# Activity
Output the entries exactly as they appear. Pictures should not be included.

(Interface dataset entries)
——————————

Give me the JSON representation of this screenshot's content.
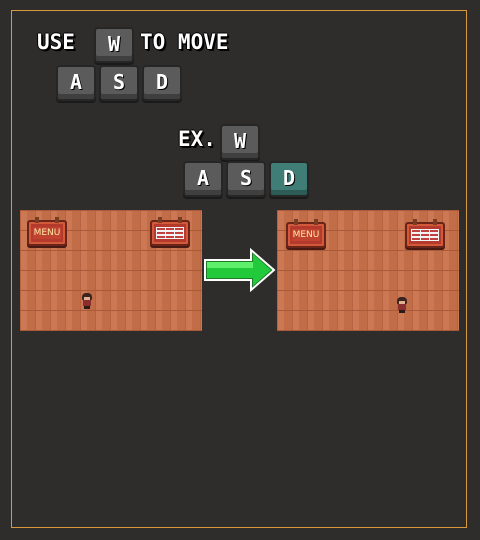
{
  "instruction": {
    "use_label": "USE",
    "to_move_label": "TO MOVE",
    "example_label": "EX."
  },
  "keys": {
    "w": "W",
    "a": "A",
    "s": "S",
    "d": "D"
  },
  "example_keys": {
    "w": "W",
    "a": "A",
    "s": "S",
    "d": "D",
    "pressed": "D"
  },
  "rooms": {
    "before": {
      "menu_sign": "MENU"
    },
    "after": {
      "menu_sign": "MENU"
    }
  },
  "colors": {
    "frame": "#d8993c",
    "background": "#2f2d2b",
    "key": "#5b5b5b",
    "key_pressed": "#3f7d76",
    "arrow": "#22c93a",
    "floor": "#c9714b"
  }
}
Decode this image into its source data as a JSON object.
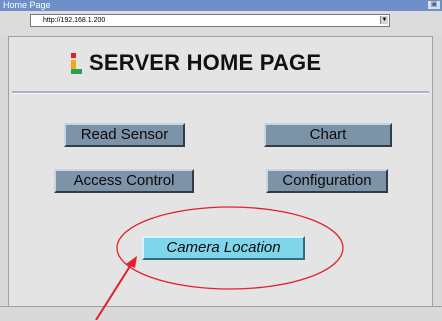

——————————

# Exercise result
Give me the JSON representation of this screenshot's content.
{
  "instruction": {
    "use_label": "USE",
    "to_move_label": "TO MOVE",
    "example_label": "EX."
  },
  "keys": {
    "w": "W",
    "a": "A",
    "s": "S",
    "d": "D"
  },
  "example_keys": {
    "w": "W",
    "a": "A",
    "s": "S",
    "d": "D",
    "pressed": "D"
  },
  "rooms": {
    "before": {
      "menu_sign": "MENU"
    },
    "after": {
      "menu_sign": "MENU"
    }
  },
  "colors": {
    "frame": "#d8993c",
    "background": "#2f2d2b",
    "key": "#5b5b5b",
    "key_pressed": "#3f7d76",
    "arrow": "#22c93a",
    "floor": "#c9714b"
  }
}
Decode this image into its source data as a JSON object.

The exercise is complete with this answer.